Tankless water heaters last longer than traditional water heaters.
Water heaters that utilize a tank have a lifespan of 10-13 years. Most tankless water heaters claim to have a lifespan closer to 20 years. When considering the possibility of needing to replace a traditional water heater three times by the time your tankless water heater runs out, it can start to make sense.
Tankless water heaters take up far less space than traditional water heaters.
Is space at a premium in your home? Is your mechanical closet stuffed to the max? A tankless water heater might be an option for you. With a smaller overall footprint, the tankless water heater is a great option for those without much space to spare.
A tankless water heater will put a major strain on your energy system.
While a tankless water heater might use less energy overall, when it is using energy, it’s using a lot of it. A tankless water heater will need a significant amount of energy to heat your water on demand. It could need as much as 4-5 times the amount as your traditional water heater.
What this means is this, your current energy delivery system could be insufficient to deliver the energy the unit needs when it needs it. This is the case for both electric and gas. You need to have a professional come and assess your home before you take this step. You will set yourself up for failure and disappointment if your home’s energy system can’t supply all of the necessary energy to satisfy the water heater’s needs.
A tankless water heater’s upfront costs could outweigh the total energy savings.
Some tankless water heaters might cost under $500 to purchase. However, most units that are worth owning are going to be considerably more expensive. This isn’t even factoring in the installation costs. The upfront costs of a tankless water heater will be significant and will outweigh the overall cost savings benefit in most cases.
A tankless water heater doesn’t actually give you “limitless hot water”.
A tankless water heater can send out warm water that can be defined as “hot” water, however it won’t be good enough for someone taking a shower. If you three people need to take showers, a load of laundry needs washed, and dishes need done, a tankless water heater is going to leave you wanting. If you have significant hot water needs, you will most likely need to talk to a professional plumber to accommodate you.
A tankless water heater is a good option for some.
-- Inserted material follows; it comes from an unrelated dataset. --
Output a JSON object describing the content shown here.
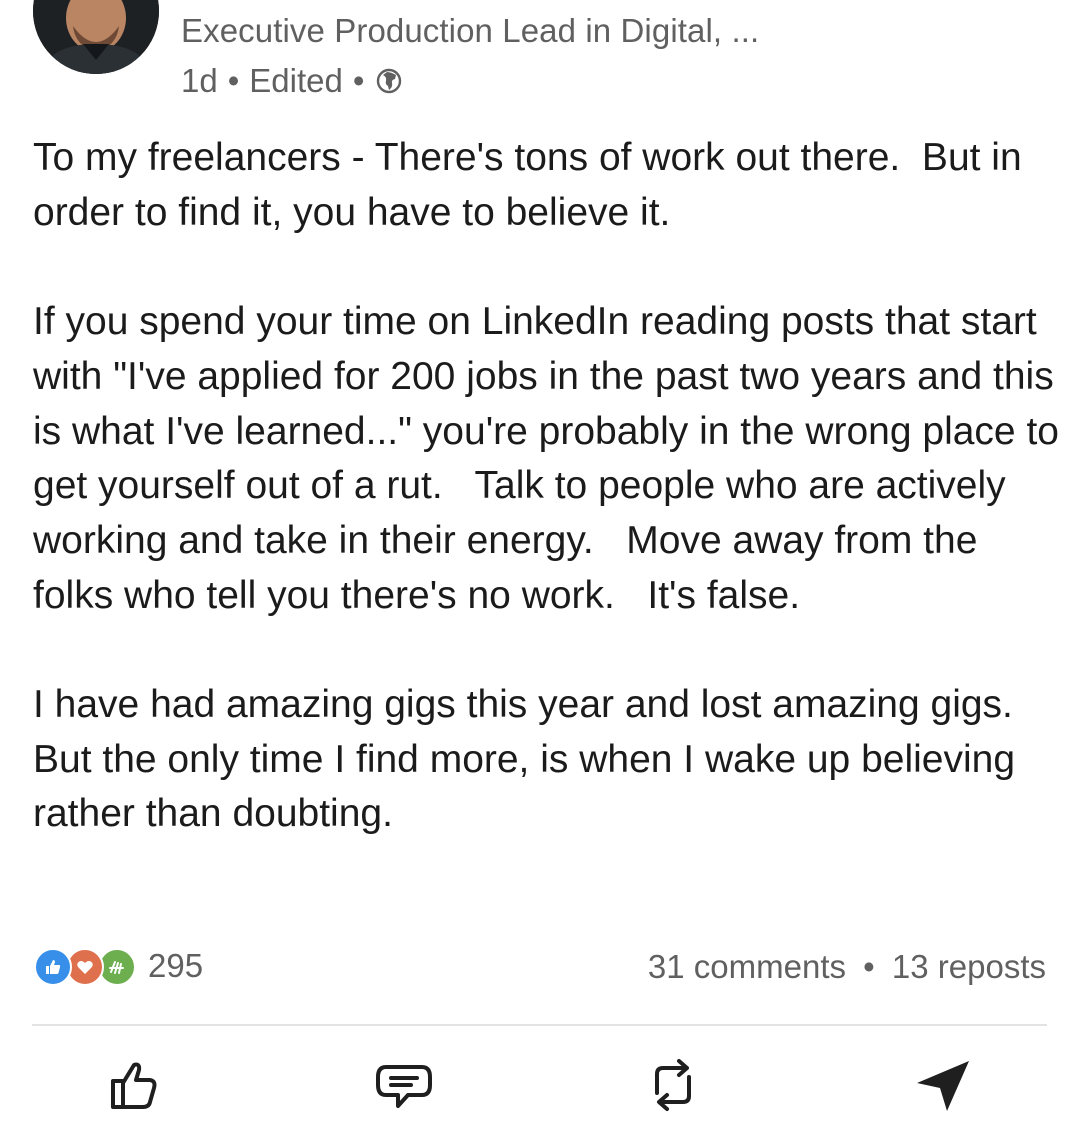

We, however, have not seen them be a great option for most cases. If it’s the upfront cost, energy demands, or inability to keep water hot enough for all the needs in the house, a conventional water heater might be what’s best for you.